5 Simple Ways to Improve Your Credit Score
Your credit score will play a big role in your financial life. When you shop for a new or used car, your credit score will help determine your interest rate and how much your payments are. When it is time to buy a house, a poor credit score could torpedo your dreams and make getting a mortgage nearly impossible. A superior credit score, on the other hand, could qualify you for a super-low mortgage rate and let you get more house for your money.
With so much on the line, it is important to understand your credit score and how it is determined. There are a number of ways to improve your credit score. Some of the most useful strategies are outlined below.
1. Use Strategic Debt to Build Your Credit
If you are young and just starting out in life, you might be trying to avoid debt. A little debt, however, can be a good thing, since it can help you build your credit score. Taking out a small loan or charging money on a credit card allows you to start building a strong payment history.
That history of paying bills on time will come in handy later on - when it is time to buy a new car or shop for a first house. Keeping your debt to a minimum is always a good idea, but there is no reason to avoid borrowing money altogether.
2. Negotiate Your Payment Date

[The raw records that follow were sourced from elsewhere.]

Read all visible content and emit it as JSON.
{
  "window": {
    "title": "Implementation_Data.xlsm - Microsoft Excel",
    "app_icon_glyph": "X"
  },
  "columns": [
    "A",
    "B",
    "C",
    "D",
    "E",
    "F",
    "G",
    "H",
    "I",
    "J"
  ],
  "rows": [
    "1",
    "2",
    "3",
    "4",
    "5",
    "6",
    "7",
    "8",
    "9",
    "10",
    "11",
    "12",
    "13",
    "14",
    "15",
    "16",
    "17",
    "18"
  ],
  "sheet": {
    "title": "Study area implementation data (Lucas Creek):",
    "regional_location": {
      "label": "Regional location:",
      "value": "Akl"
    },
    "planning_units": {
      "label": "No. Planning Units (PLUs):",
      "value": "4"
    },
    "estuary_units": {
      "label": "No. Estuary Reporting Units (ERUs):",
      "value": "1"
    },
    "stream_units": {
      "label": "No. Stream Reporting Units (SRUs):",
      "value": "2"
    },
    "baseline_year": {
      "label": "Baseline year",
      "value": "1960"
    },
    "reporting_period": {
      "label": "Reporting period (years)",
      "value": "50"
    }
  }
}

You probably know which parts of the month are worst for your finances. If your rent, utility or credit card payments happen to fall on those dates, you could be at increased risk for late payments.
You may be able to negotiate a more favorable payment date on at least some of your bills. Your landlord may not be willing to change the date the rent is due, but your credit card issuer may be more flexible. Even if you think the answer will be no, it never hurts to ask.
3. Check Your Credit Utilization
One of the main factors used to determine your credit score is the amount of credit you use compared to the amount you have available. Running high balances on your credit cards raises the utilization rate and lowers your credit score.
The best solution is to pay down those high balances. Paying even a hundred dollars extra on each card can raise your credit score and help you get control of your finances. If paying down the debt is not an option at this time, try calling the credit card issuer and asking for a credit line increase. Raising the credit limit can also lower the utilization rate and raise your credit score.
4. Keep Your Old Cards Open
You may be tempted to close old credit card accounts, especially if you no longer use them. Doing so, however, could lower your credit score, so it is best to leave them open. The age of the accounts on your credit profile plays a role in determining your credit score. Closing a longstanding account could cause your score to take a hit.
5. Watch Your Credit Report Carefully
You are legally entitled to a free copy of your credit report every year. Take advantage of that freedom and review your credit reports carefully. Notify the credit reporting agency right away if you spot anything suspicious. An unauthorized inquiry could hurt your credit score, and it could be an early warning sign of identity theft.